TASK TO COMPLETE
Could you copy out every line of the data where the word "likes" occurs?

AVAILABLE DATA
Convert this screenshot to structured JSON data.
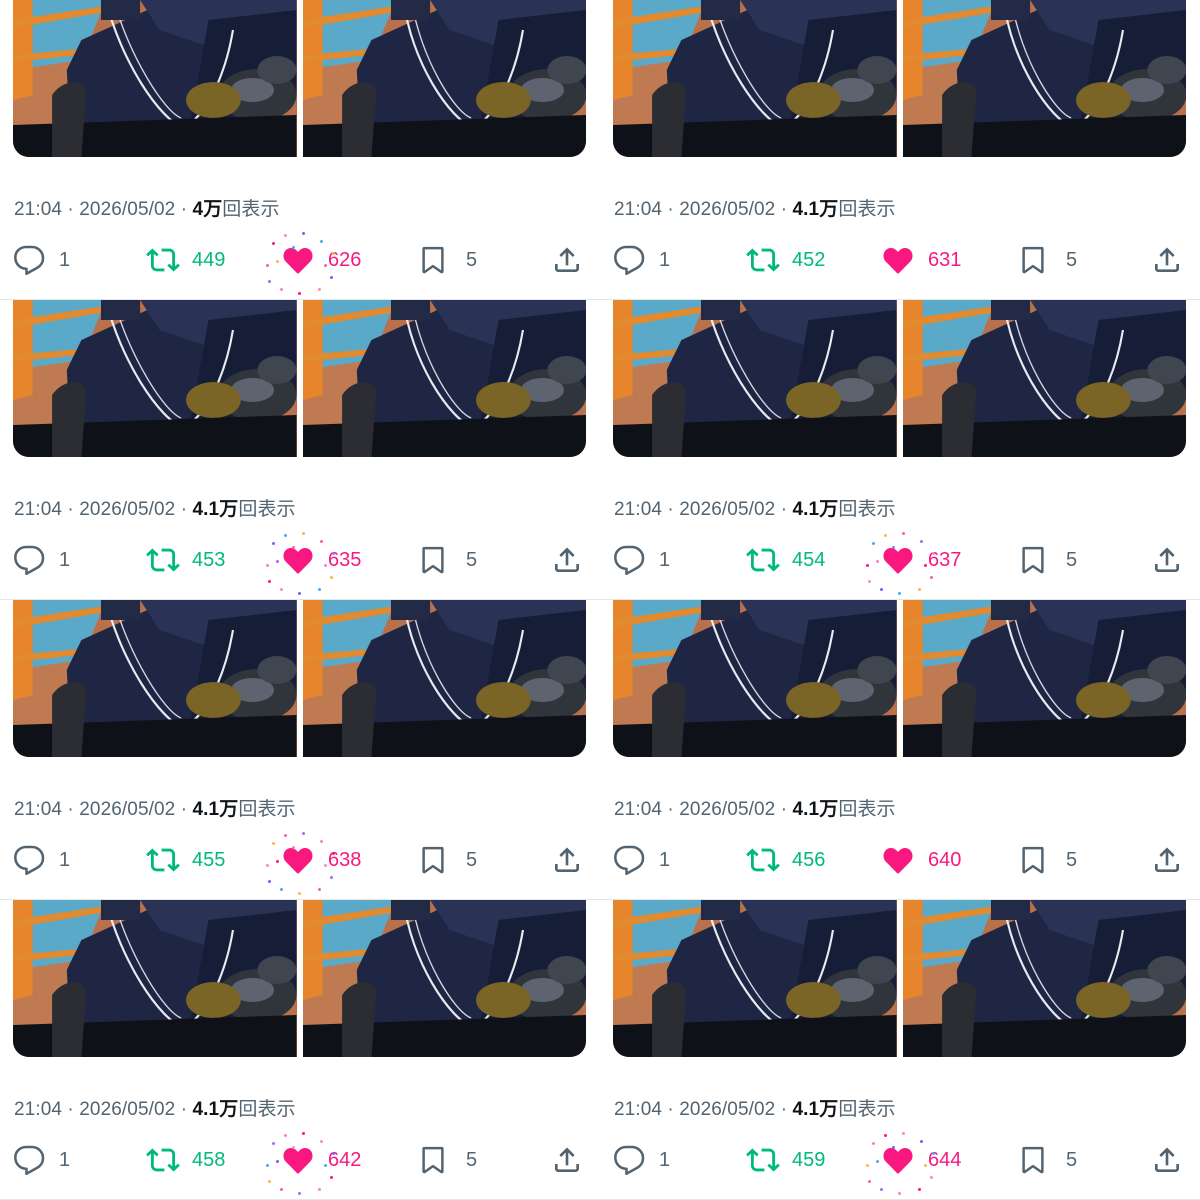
{
  "colors": {
    "retweet": "#00ba7c",
    "like": "#f91880",
    "muted": "#536471",
    "text": "#0f1419",
    "divider": "#e3e7ea"
  },
  "icons": {
    "reply": "speech-bubble-icon",
    "retweet": "retweet-arrows-icon",
    "like": "heart-filled-icon",
    "bookmark": "bookmark-icon",
    "share": "share-upload-icon"
  },
  "posts": [
    {
      "time": "21:04",
      "date": "2026/05/02",
      "views_num": "4",
      "views_unit": "万",
      "views_label": "回表示",
      "replies": "1",
      "retweets": "449",
      "likes": "626",
      "bookmarks": "5",
      "sparkles": true
    },
    {
      "time": "21:04",
      "date": "2026/05/02",
      "views_num": "4.1",
      "views_unit": "万",
      "views_label": "回表示",
      "replies": "1",
      "retweets": "452",
      "likes": "631",
      "bookmarks": "5",
      "sparkles": false
    },
    {
      "time": "21:04",
      "date": "2026/05/02",
      "views_num": "4.1",
      "views_unit": "万",
      "views_label": "回表示",
      "replies": "1",
      "retweets": "453",
      "likes": "635",
      "bookmarks": "5",
      "sparkles": true
    },
    {
      "time": "21:04",
      "date": "2026/05/02",
      "views_num": "4.1",
      "views_unit": "万",
      "views_label": "回表示",
      "replies": "1",
      "retweets": "454",
      "likes": "637",
      "bookmarks": "5",
      "sparkles": true
    },
    {
      "time": "21:04",
      "date": "2026/05/02",
      "views_num": "4.1",
      "views_unit": "万",
      "views_label": "回表示",
      "replies": "1",
      "retweets": "455",
      "likes": "638",
      "bookmarks": "5",
      "sparkles": true
    },
    {
      "time": "21:04",
      "date": "2026/05/02",
      "views_num": "4.1",
      "views_unit": "万",
      "views_label": "回表示",
      "replies": "1",
      "retweets": "456",
      "likes": "640",
      "bookmarks": "5",
      "sparkles": false
    },
    {
      "time": "21:04",
      "date": "2026/05/02",
      "views_num": "4.1",
      "views_unit": "万",
      "views_label": "回表示",
      "replies": "1",
      "retweets": "458",
      "likes": "642",
      "bookmarks": "5",
      "sparkles": true
    },
    {
      "time": "21:04",
      "date": "2026/05/02",
      "views_num": "4.1",
      "views_unit": "万",
      "views_label": "回表示",
      "replies": "1",
      "retweets": "459",
      "likes": "644",
      "bookmarks": "5",
      "sparkles": true
    }
  ]
}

RESPONSE TO THIS EXERCISE
      "likes": "626",
      "likes": "631",
      "likes": "635",
      "likes": "637",
      "likes": "638",
      "likes": "640",
      "likes": "642",
      "likes": "644",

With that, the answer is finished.